Another trial looked at this, [NCT03871829].10 This is an ongoing trial that evaluated patients who had progressed or used daratumumab IV previously. They were randomized to use carfilzomib/daratumumab subcutaneous versus carfilzomib/dexamethasone. The primary end points are a VGPR rate and a VGPR rate with other response rates as a secondary end point. We’ll wait to hear about this trial later.
1. NCCN. Clinical Practice Guidelines in Oncology. Multiple myeloma, version 1.2021. Accessed August 27, 2020. http:// bit.ly/2EwGqd4
2. FDA approves daratumumab and hyaluronidase-fihj for multiple myeloma. FDA. Updated May 1, 2020. Accessed August 27, 2020. http:// bit.ly/2F6kchL
3. Attal M, Lauwers-Cances V, Hulin C, et al. Lenalidomide, bortezomib, and dexamethasone with transplantation for myeloma; IFM 2009 Study. N Engl J Med. 2017;376(14):1311-1320. doi:10.1056/NEJMoa1611750
4. Gay F, Cerrato C, Petrucci MT, et al. Efficacy of carfilzomib lenalidomide dexamethasone (KRd) with or without transplantation in newly diagnosed myeloma according to risk status: results from the FORTE trial. J Clin Oncol. 2019;37(suppl 15). doi:10.1200/ JCO.2019.37.15_suppl.8002
5. Kumar S, Jacobus SJ, Cohen AD, et al. Carfilzomib, lenalidomide, and dexamethasone (KRd) versus bortezomib, lenalidomide, and dexamethasone (VRd) for initial therapy of newly diagnosed multiple myeloma (NDMM): results of ENDURANCE (E1A11) phase III trial. J Clin Oncol. 2020;38(suppl 18). doi:10.1200/JCO.2020.38.18_suppl.LBA3
6. Moreau P, Attal M, Hulin C, et al. Bortezomib, thalidomide, and dexamethasone with or without daratumumab before and after autologous stem-cell transplantation for newly diagnosed multiple myeloma (CASSIOPEIA): a randomised, open-label, phase 3 study. Lancet. 2019;394(10192):29-38. doi:10.1016/S0140-6736(19)31240-1
7. Voorhees PM, Kaufman JL, Laubach J, et al; GRIFFIN Trial Investigators. Daratumumab, lenalidomide, bortezomib, and dexamethasone for transplant-eligible newly diagnosed multiple myeloma: the GRIFFIN trial.
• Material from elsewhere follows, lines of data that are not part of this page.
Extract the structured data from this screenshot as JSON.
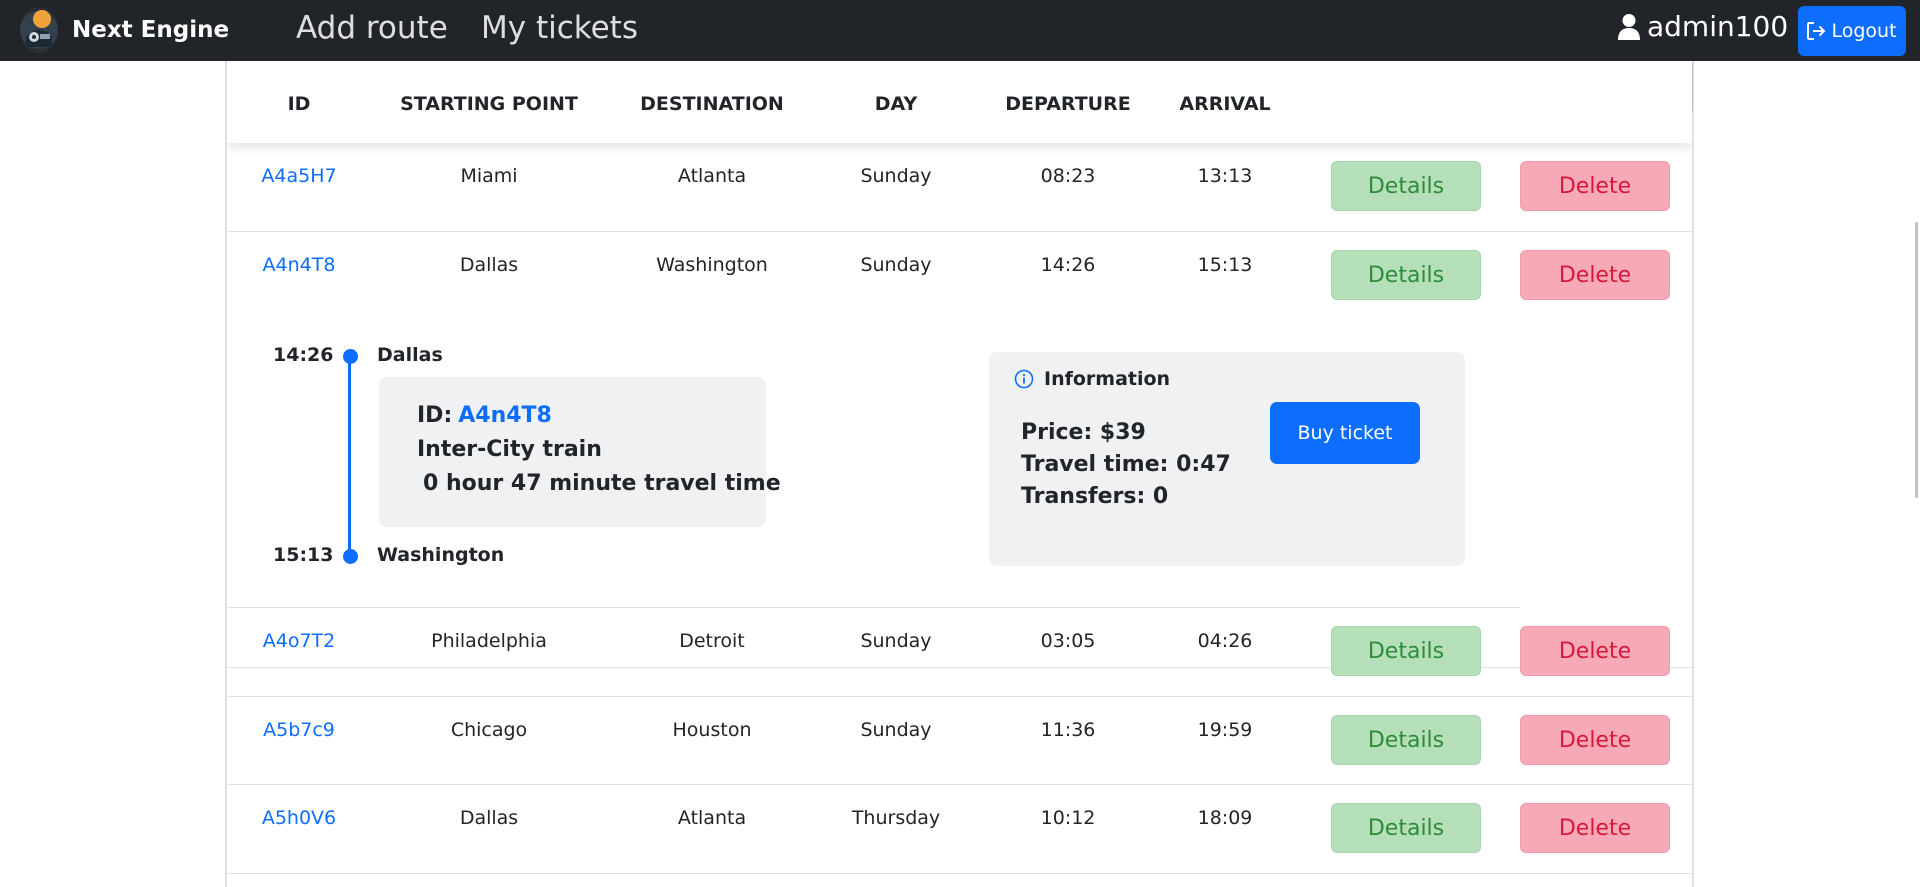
{
  "navbar": {
    "brand": "Next Engine",
    "links": [
      "Add route",
      "My tickets"
    ],
    "user": "admin100",
    "logout": "Logout"
  },
  "table": {
    "headers": [
      "ID",
      "STARTING POINT",
      "DESTINATION",
      "DAY",
      "DEPARTURE",
      "ARRIVAL"
    ],
    "rows": [
      {
        "id": "A4a5H7",
        "start": "Miami",
        "dest": "Atlanta",
        "day": "Sunday",
        "dep": "08:23",
        "arr": "13:13",
        "details": "Details",
        "delete": "Delete"
      },
      {
        "id": "A4n4T8",
        "start": "Dallas",
        "dest": "Washington",
        "day": "Sunday",
        "dep": "14:26",
        "arr": "15:13",
        "details": "Details",
        "delete": "Delete"
      },
      {
        "id": "A4o7T2",
        "start": "Philadelphia",
        "dest": "Detroit",
        "day": "Sunday",
        "dep": "03:05",
        "arr": "04:26",
        "details": "Details",
        "delete": "Delete"
      },
      {
        "id": "A5b7c9",
        "start": "Chicago",
        "dest": "Houston",
        "day": "Sunday",
        "dep": "11:36",
        "arr": "19:59",
        "details": "Details",
        "delete": "Delete"
      },
      {
        "id": "A5h0V6",
        "start": "Dallas",
        "dest": "Atlanta",
        "day": "Thursday",
        "dep": "10:12",
        "arr": "18:09",
        "details": "Details",
        "delete": "Delete"
      }
    ]
  },
  "expanded": {
    "dep_time": "14:26",
    "dep_city": "Dallas",
    "arr_time": "15:13",
    "arr_city": "Washington",
    "segment": {
      "id_label": "ID:",
      "id_value": "A4n4T8",
      "train_type": "Inter-City train",
      "travel": "0 hour 47 minute travel time"
    },
    "info": {
      "heading": "Information",
      "price": "Price: $39",
      "travel_time": "Travel time: 0:47",
      "transfers": "Transfers: 0",
      "buy": "Buy ticket"
    }
  },
  "colors": {
    "navbar_bg": "#212529",
    "primary": "#0d6efd",
    "details_bg": "#b5dfb8",
    "delete_bg": "#f8a9b8"
  }
}
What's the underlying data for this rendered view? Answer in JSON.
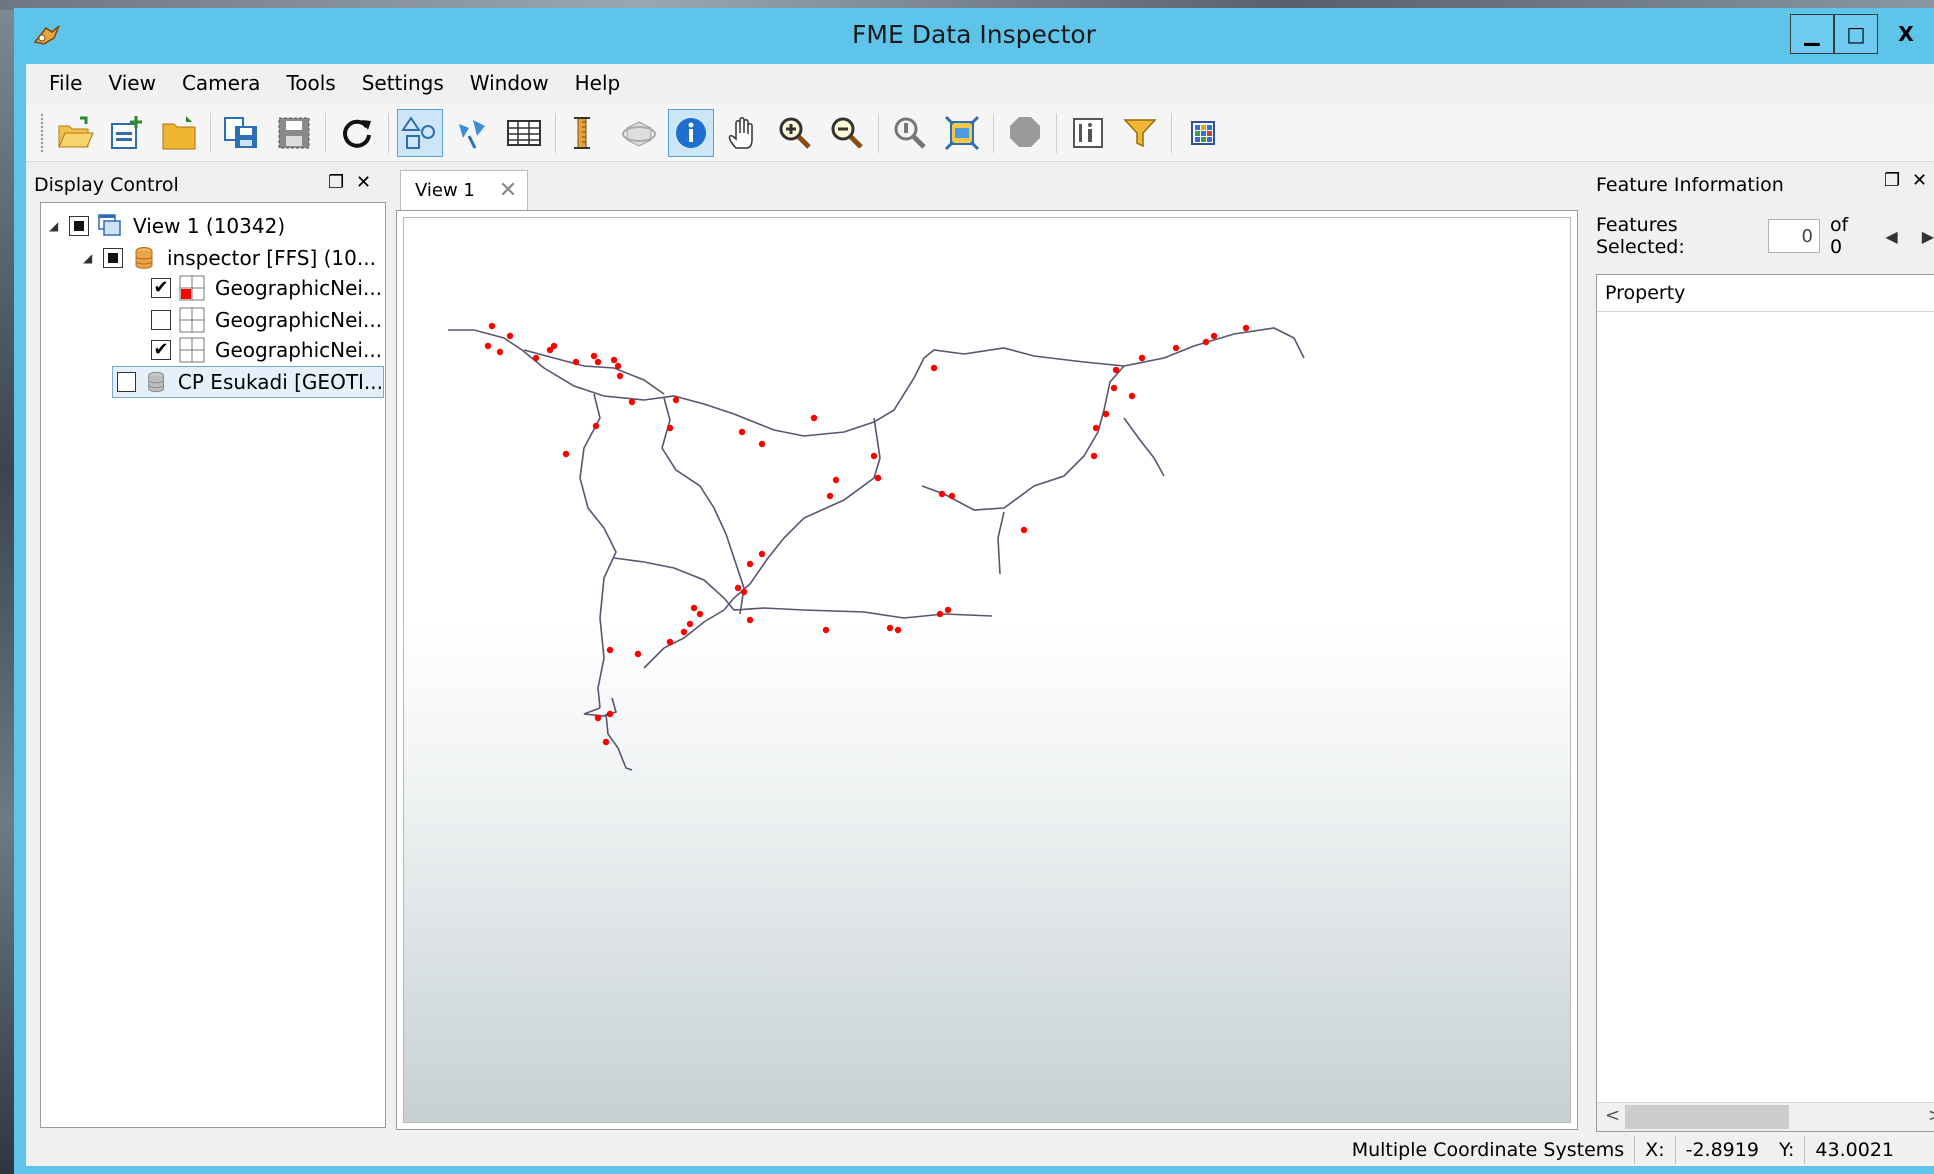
{
  "window": {
    "title": "FME Data Inspector",
    "minimize": "▁",
    "maximize": "□",
    "close": "X"
  },
  "menubar": {
    "items": [
      "File",
      "View",
      "Camera",
      "Tools",
      "Settings",
      "Window",
      "Help"
    ]
  },
  "toolbar": {
    "buttons": [
      {
        "name": "open-dataset-icon"
      },
      {
        "name": "add-dataset-icon"
      },
      {
        "name": "open-folder-icon"
      },
      {
        "name": "save-as-icon"
      },
      {
        "name": "save-icon"
      },
      {
        "name": "refresh-icon"
      },
      {
        "name": "select-tool-icon",
        "active": true
      },
      {
        "name": "vertex-tool-icon"
      },
      {
        "name": "table-view-icon"
      },
      {
        "name": "measure-icon"
      },
      {
        "name": "orbit-3d-icon"
      },
      {
        "name": "info-icon",
        "active": true
      },
      {
        "name": "pan-hand-icon"
      },
      {
        "name": "zoom-in-icon"
      },
      {
        "name": "zoom-out-icon"
      },
      {
        "name": "zoom-find-icon"
      },
      {
        "name": "zoom-extents-icon"
      },
      {
        "name": "stop-icon"
      },
      {
        "name": "feature-info-icon"
      },
      {
        "name": "filter-icon"
      },
      {
        "name": "background-map-icon"
      }
    ]
  },
  "display_control": {
    "title": "Display Control",
    "float_icon": "❐",
    "close_icon": "✕",
    "tree": [
      {
        "label": "View 1 (10342)",
        "state": "partial",
        "level": 0,
        "expander": "◢"
      },
      {
        "label": "inspector [FFS] (10...",
        "state": "partial",
        "level": 1,
        "expander": "◢"
      },
      {
        "label": "GeographicNei...",
        "state": "checked",
        "level": 2
      },
      {
        "label": "GeographicNei...",
        "state": "unchecked",
        "level": 2
      },
      {
        "label": "GeographicNei...",
        "state": "checked",
        "level": 2
      },
      {
        "label": "CP Esukadi [GEOTI...",
        "state": "unchecked",
        "level": 1,
        "selected": true
      }
    ]
  },
  "view": {
    "tab_label": "View 1",
    "tab_close": "✕",
    "line_color": "#5a5470",
    "point_color": "#ff0000"
  },
  "feature_information": {
    "title": "Feature Information",
    "float_icon": "❐",
    "close_icon": "✕",
    "features_selected_label": "Features Selected:",
    "features_selected_value": "0",
    "of_label": "of 0",
    "prev": "◀",
    "next": "▶",
    "table_header": "Property",
    "scroll_left": "<",
    "scroll_right": ">"
  },
  "statusbar": {
    "coord_system": "Multiple Coordinate Systems",
    "x_label": "X:",
    "x_value": "-2.8919",
    "y_label": "Y:",
    "y_value": "43.0021"
  }
}
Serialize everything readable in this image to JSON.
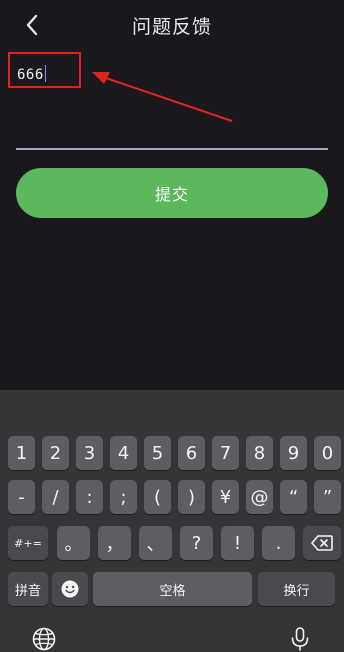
{
  "header": {
    "title": "问题反馈",
    "back_icon": "chevron-left-icon"
  },
  "feedback": {
    "value": "666"
  },
  "submit": {
    "label": "提交",
    "color": "#5cb85c"
  },
  "annotation": {
    "color": "#e0231b"
  },
  "keyboard": {
    "row1": [
      "1",
      "2",
      "3",
      "4",
      "5",
      "6",
      "7",
      "8",
      "9",
      "0"
    ],
    "row2": [
      "-",
      "/",
      ":",
      ";",
      "(",
      ")",
      "¥",
      "@",
      "“",
      "”"
    ],
    "row3": [
      "#+=",
      "。",
      "，",
      "、",
      "?",
      "!",
      ".",
      "delete-icon"
    ],
    "row4": [
      "拼音",
      "emoji-icon",
      "空格",
      "换行"
    ],
    "bottom_icons": [
      "globe-icon",
      "microphone-icon"
    ]
  }
}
Blood. 2020;136(8):936-945. doi:10.1182/blood.2020005288
8. Mateos MV, Nahi H, Legeic W. et al. Subcutaneous versus intravenous daratumumab in patients with relapsed or refractory multiple myeloma (COLUMBA): a multicentre, open-label, non-inferiority, randomised, phase 3 trial. Published online March 23, 2020. Lancet Hematol. doi:10.1016/S2352-3026(20)30070-3.
9. Chari A, San-Miguel J, McCarthy H, et al. Subcutaneous daratumumab plus standard treatment regimens in patients with multiple myeloma across lines of therapy: Pleiades study update. Blood. 2019;134(suppl 1):3152. doi:10.1182/blood-2019-123560
10. Bahlis NJ, Zonder JA, Wroblewski S, et al. Subcutaneous daratumumab in patients with multiple myeloma who have been previously treated with intravenous daratumumab: a multicenter, randomized, phase II study (LYNX). J Clin Oncol. 2020;38 (suppl 15):TPS8553. doi:10.1200/JCO.2020.38.15_suppl.TPS8553